Try it. Using the word "Foarfeca" as the filter, copy each matching line from the records.

Stored dataset items:

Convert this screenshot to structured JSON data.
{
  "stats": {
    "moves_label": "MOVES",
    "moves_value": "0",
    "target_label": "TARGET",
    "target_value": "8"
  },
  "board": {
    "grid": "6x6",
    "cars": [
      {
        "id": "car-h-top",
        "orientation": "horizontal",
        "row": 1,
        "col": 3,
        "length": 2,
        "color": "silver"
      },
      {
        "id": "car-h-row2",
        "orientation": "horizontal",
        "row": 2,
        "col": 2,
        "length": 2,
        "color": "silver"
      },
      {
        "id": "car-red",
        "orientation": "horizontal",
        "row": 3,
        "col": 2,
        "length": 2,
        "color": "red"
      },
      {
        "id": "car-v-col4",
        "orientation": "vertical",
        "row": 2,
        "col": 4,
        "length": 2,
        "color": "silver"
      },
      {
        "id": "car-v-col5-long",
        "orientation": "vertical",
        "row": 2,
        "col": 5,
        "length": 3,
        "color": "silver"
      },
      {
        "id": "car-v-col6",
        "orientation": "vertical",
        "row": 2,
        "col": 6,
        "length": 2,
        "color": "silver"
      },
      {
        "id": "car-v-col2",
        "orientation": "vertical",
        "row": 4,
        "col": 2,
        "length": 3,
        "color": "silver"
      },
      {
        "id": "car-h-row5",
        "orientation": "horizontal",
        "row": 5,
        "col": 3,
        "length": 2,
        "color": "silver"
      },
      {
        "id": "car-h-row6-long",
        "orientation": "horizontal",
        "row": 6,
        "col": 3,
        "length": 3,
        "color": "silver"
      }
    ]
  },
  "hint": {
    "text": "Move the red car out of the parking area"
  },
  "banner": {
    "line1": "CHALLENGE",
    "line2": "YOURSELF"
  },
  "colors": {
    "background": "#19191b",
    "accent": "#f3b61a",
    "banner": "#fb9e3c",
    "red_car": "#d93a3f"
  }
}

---

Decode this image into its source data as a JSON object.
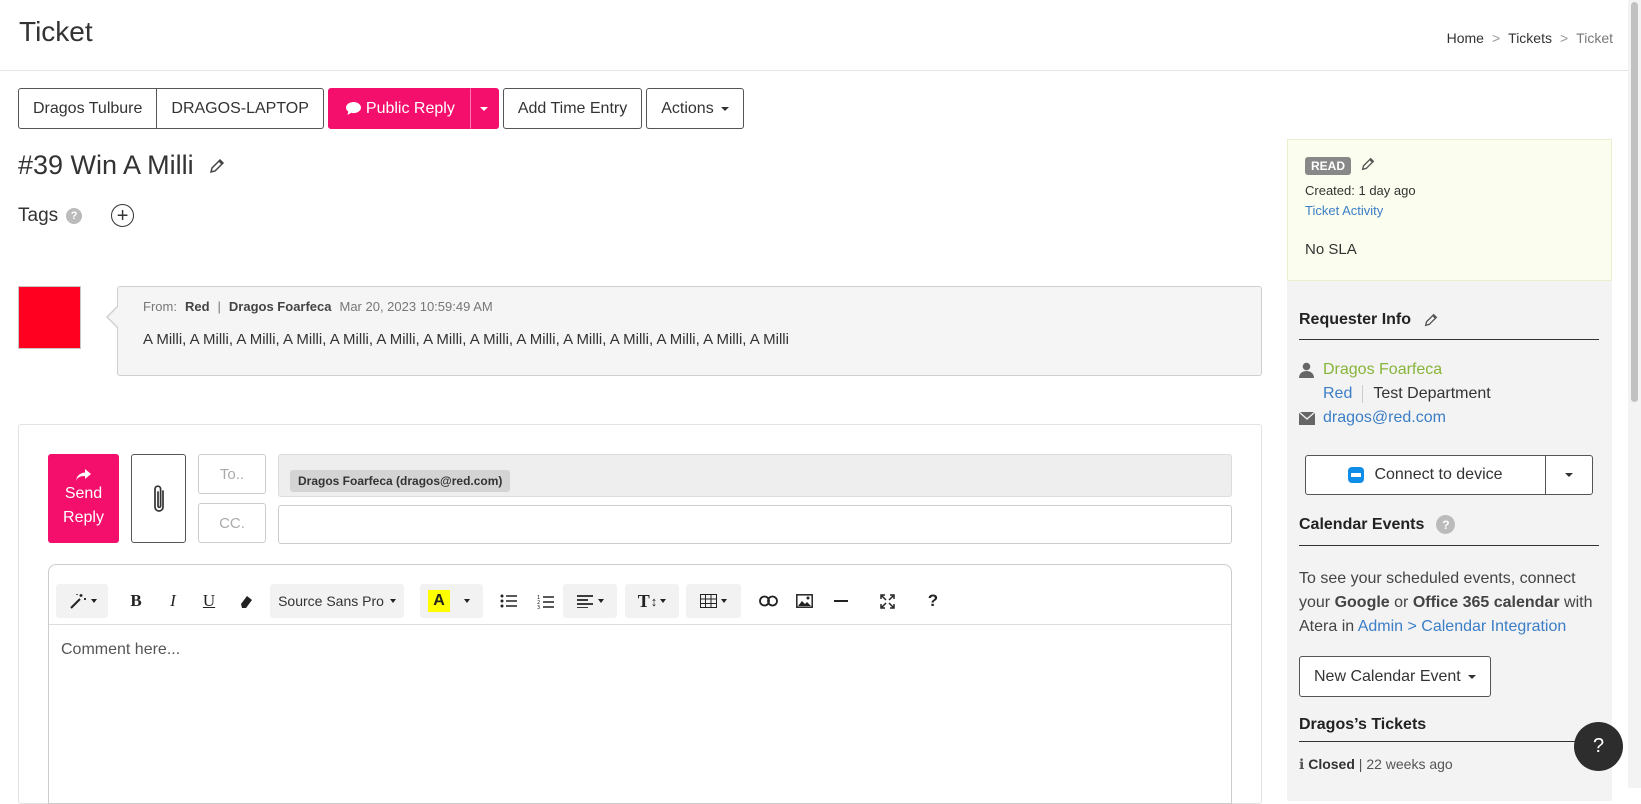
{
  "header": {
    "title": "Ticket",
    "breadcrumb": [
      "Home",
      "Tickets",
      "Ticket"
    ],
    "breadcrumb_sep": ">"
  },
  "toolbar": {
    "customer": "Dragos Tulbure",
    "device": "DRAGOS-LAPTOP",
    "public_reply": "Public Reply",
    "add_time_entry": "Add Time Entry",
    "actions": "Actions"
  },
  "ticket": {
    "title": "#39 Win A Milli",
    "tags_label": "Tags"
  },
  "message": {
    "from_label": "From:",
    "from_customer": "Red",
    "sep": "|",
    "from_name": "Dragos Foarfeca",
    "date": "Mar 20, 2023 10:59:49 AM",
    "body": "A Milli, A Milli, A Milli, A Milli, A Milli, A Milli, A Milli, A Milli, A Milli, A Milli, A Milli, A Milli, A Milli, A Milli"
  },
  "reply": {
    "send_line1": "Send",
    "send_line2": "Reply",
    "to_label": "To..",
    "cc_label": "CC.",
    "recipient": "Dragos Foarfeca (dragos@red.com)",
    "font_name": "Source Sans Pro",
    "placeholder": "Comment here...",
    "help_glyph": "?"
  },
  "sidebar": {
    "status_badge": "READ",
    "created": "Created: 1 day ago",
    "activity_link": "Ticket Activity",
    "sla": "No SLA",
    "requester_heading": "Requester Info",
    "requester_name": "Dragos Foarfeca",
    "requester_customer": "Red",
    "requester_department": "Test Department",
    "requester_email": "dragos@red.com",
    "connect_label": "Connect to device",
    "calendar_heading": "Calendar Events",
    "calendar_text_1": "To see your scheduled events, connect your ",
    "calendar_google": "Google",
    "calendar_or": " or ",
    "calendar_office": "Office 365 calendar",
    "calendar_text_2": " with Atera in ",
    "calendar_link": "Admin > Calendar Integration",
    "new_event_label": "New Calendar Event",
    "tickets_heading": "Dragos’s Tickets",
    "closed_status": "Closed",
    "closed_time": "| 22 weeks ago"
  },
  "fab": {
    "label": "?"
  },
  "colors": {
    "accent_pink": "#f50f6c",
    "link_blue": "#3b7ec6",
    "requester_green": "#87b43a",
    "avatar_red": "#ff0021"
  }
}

Answer area.
    "from_name": "Dragos Foarfeca",
    "recipient": "Dragos Foarfeca (dragos@red.com)",
    "requester_name": "Dragos Foarfeca",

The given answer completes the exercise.